My brother and I were talking about social impact and I got on my high horse called Judgey McJudgeface about how we (society) apply shallow solutions to deep and complex problems (I generalise). My brother works in probation and I could tell he was applying some of his learned strategies on me which felt patronizing and I got even grumpier. However, he asked one question which brought it back into perspective for me. ‘What would happen if these organisations didn’t exist?’
In part there is jealousy playing a character in my thoughts when it comes to questioning
social impact. I’ve chosen a career that means I’m in a system where the recognition is usually a pat on the back from colleagues, possibly parents and mostly students – their drawings are my favourite. This always reaffirms the kaupapa and reasons for choosing the education profession far more than any accolade could. But, it does highlight an imbalance which has lead me to start exploring systems thinking and system change.
My background in systems thinking began in my early teaching days. I had Education for Sustainability advisors who introduced me to the EnviroSchools programme. This kaupapa is around creating a healthy, peaceful, sustainable world through people teaching and learning together. There is an action learning cycle at the centre of the programme which encourages student agency. It addresses change through four areas:
- People and Participation/Tangata
- Programmes/Kaupapa Ako
The entire programme runs on five guiding principles: empowered students, sustainable communities, learning for sustainability, Māori perspective and respect for the diversity of people and culture (The EnviroSchools Foundation, 2008).
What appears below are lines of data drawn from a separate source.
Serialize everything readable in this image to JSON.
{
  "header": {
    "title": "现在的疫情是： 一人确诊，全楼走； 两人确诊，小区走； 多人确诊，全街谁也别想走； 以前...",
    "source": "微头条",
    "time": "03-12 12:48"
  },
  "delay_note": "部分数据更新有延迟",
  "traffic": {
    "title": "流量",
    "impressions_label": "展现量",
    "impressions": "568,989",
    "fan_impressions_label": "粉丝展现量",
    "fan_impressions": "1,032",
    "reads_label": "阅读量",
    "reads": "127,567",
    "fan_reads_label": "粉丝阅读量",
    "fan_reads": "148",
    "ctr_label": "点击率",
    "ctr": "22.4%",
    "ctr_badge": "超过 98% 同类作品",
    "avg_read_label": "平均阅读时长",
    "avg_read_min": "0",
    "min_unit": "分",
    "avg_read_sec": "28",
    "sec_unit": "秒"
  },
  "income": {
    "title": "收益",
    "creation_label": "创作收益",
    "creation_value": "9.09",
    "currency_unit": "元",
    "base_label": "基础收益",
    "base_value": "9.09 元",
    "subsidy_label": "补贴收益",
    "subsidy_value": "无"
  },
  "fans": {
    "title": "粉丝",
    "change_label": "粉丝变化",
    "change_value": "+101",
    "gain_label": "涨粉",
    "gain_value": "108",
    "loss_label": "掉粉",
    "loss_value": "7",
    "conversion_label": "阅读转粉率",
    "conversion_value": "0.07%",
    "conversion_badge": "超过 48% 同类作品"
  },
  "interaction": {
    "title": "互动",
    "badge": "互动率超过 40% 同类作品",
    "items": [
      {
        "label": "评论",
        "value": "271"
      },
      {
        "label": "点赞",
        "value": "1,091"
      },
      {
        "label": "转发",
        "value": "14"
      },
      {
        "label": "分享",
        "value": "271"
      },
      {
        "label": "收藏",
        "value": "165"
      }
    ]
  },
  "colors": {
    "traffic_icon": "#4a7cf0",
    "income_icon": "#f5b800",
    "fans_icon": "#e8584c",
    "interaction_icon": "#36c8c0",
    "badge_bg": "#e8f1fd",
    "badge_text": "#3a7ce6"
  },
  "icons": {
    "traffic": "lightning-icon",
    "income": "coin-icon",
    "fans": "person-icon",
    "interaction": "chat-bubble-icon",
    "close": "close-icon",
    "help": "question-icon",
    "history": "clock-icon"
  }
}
Later, I discovered Green School Bali and had the opportunity to visit the school when I worked in China. I learned how they were incorporating social impact into the school through electives and had created programmes like LEAP Academy which can be described as a ‘social impact school within a school’ approach. As well, the school has a wall-less, holistic and balanced curriculum towards learning areas with a focus on project-based learning in the elementary area of the school.
These examples are great ways of going deeper in education to shift behaviour and mindsets to then attempt system change. However, I have seen them used poorly usually in the form of teacher-directed initiatives. When I begin to get judgey, I have to go back to my brother’s question – ‘what would happen if these organisations (initiatives in this case) did not exist?’
Recently, I came across a fantastic report by Daniela Papi-Thornton (2016) called Tackling Heropreneurship which addresses the concerns I have around barriers to systems thinking. These include:
- The glorification of the social entrepreneur/founder, how this overshadows other paths to impact and how we have set up education and funding models to direct this current focus.
- Solution-focused (and I’m going to add product evidence/accountability) education. There is an expectation to solve problems when students (and teachers) have not lived and do not understand the issues or the system. This can be as basic as students building success for themselves in a school environment. It can mean we unintentionally set people up regarding The Dunning Kruger Effect, which is when people fail to adequately assess their own competence or incompetence around their knowledge of a task or idea.
- Misguided views on how social change happens where the dominant idea is to scale organisations which minimise other collective impact movements. Most people perceive scaling up the organisation as creating bigger impact. Where social impact looks more like organisations collaborating and collectively creating change. Imagine smaller and more ‘schools’ as an idea?
Papi-Thornton (2016) goes onto share her ideas of ‘apprenticing with a problem’ where we can support students to find out what they care about and guide them to better understand the problem, examine potential solutions, gain experience through some form of apprenticing, understand and develop their core strengths and skills and then reflect on where they see their potential is to create change. This could be to go into and grow an organisation from an enterprise to government to an NGO as an intrapreneur (or teacherpreneur), or potentially go out and create a startup as examples. However, whatever the decision, it should be given equal weight and worth in society, and accolades should recognise the team effort not just the leader.
Papi-Thornton targets the tertiary level in her report, but I’m interested in what the building blocks could look like to support this thinking at a secondary, primary and early childhood level? It certainly indicates teachers taking on a facilitation role to support the lifelong learning process. What professional development is required to support this transition?
Being conscious of the Dunning Kruger effect, jumping on Judgey McJudgeface is not effective. Instead, I should acknowledge ‘the good’ organisations are making towards social impact and the slow shift towards collective system change that is happening. As my brother pointed out to me – imagine if these organisations didn’t exist? From an education perspective, let’s look at how we can introduce an ‘apprenticing with a problem’ approach and systems thinking to the way we educate.
The Enviroschools Foundation. (2008). Enviroschools Handbook. Hamilton, New Zealand: Fusion Print Group Ltd.
Papi-Thornton. (2016). Tackling Heropreneurship. Clore Social Leadership Programme. Retrieved from chrome-extension://ecnphlgnajanjnkcmbpancdjoidceilk/content/web/viewer.html?source=extension_pdfhandler&file=http%3A%2F%2Ftacklingheropreneurship.com%2Fwp-content%2Fuploads%2F2016%2F07%2Ftackling-heropreneurship-daniela-papi-June2016.pdf